AIM OF THE EXERCISE: Report each line of the entries below that includes "caption".
═══ RECORDS ═══
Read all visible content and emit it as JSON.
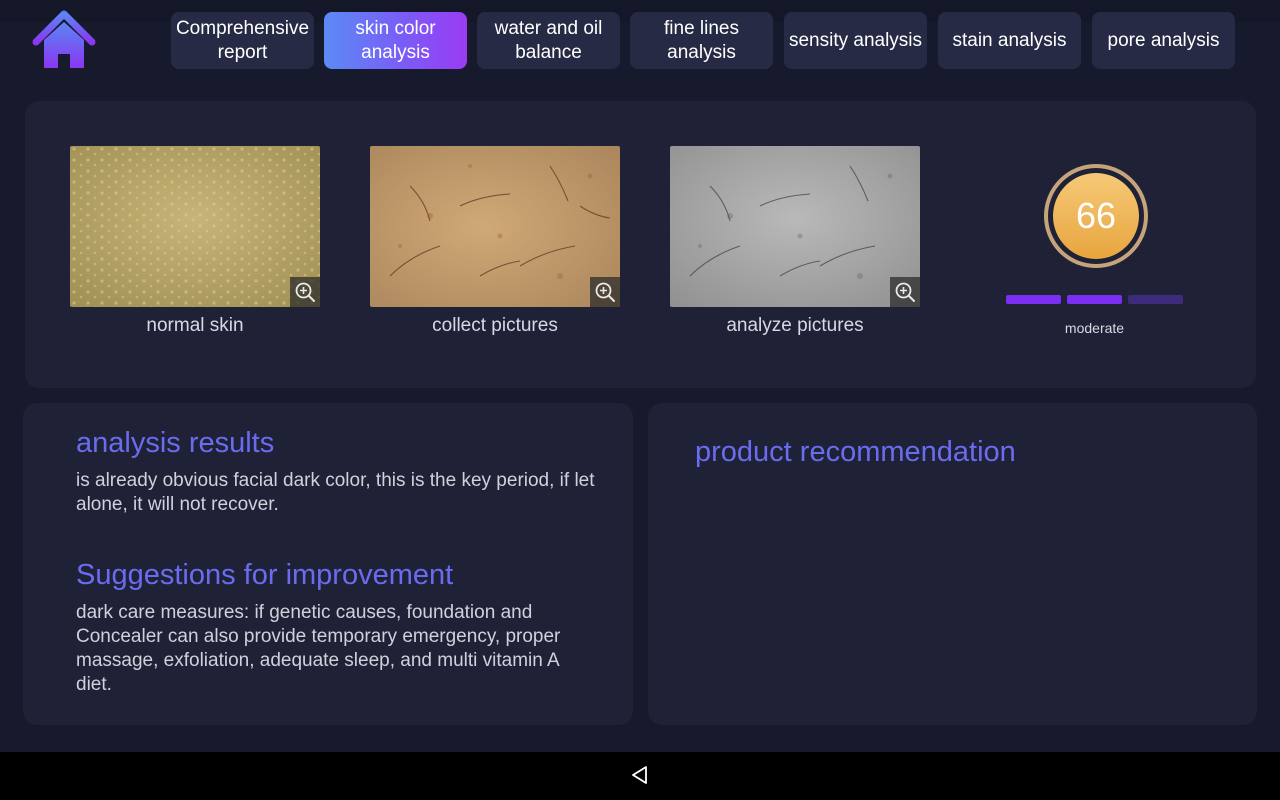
{
  "tabs": [
    {
      "label": "Comprehensive report",
      "active": false
    },
    {
      "label": "skin color analysis",
      "active": true
    },
    {
      "label": "water and oil balance",
      "active": false
    },
    {
      "label": "fine lines analysis",
      "active": false
    },
    {
      "label": "sensity analysis",
      "active": false
    },
    {
      "label": "stain analysis",
      "active": false
    },
    {
      "label": "pore analysis",
      "active": false
    }
  ],
  "images": [
    {
      "caption": "normal skin"
    },
    {
      "caption": "collect pictures"
    },
    {
      "caption": "analyze pictures"
    }
  ],
  "score": {
    "value": "66",
    "level_label": "moderate",
    "level_filled": 2,
    "level_total": 3
  },
  "analysis": {
    "title": "analysis results",
    "text": "is already obvious facial dark color, this is the key period, if let alone, it will not recover."
  },
  "suggestions": {
    "title": "Suggestions for improvement",
    "text": "dark care measures: if genetic causes, foundation and Concealer can also provide temporary emergency, proper massage, exfoliation, adequate sleep, and multi vitamin A diet."
  },
  "recommendation": {
    "title": "product recommendation"
  },
  "colors": {
    "background": "#171a2c",
    "panel": "#1f2137",
    "accent_title": "#6a6cf0",
    "active_tab_start": "#5b8bf5",
    "active_tab_end": "#9a3bf4",
    "level_bar": "#7b2ff2",
    "score_gold": "#f0b24e"
  },
  "icons": {
    "home": "home-icon",
    "zoom": "zoom-in-icon",
    "back": "back-triangle-icon"
  }
}
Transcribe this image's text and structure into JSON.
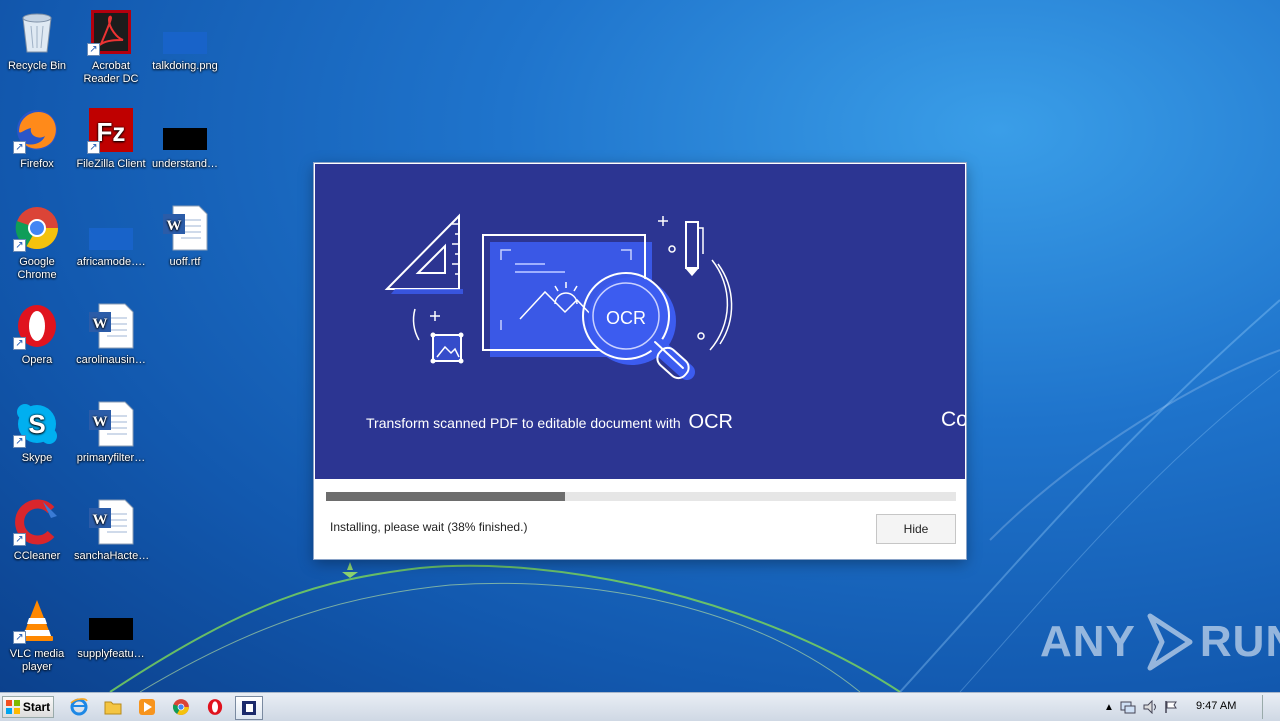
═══
EXERCISE RESPONSE:
      "caption": "normal skin"
      "caption": "collect pictures"
      "caption": "analyze pictures"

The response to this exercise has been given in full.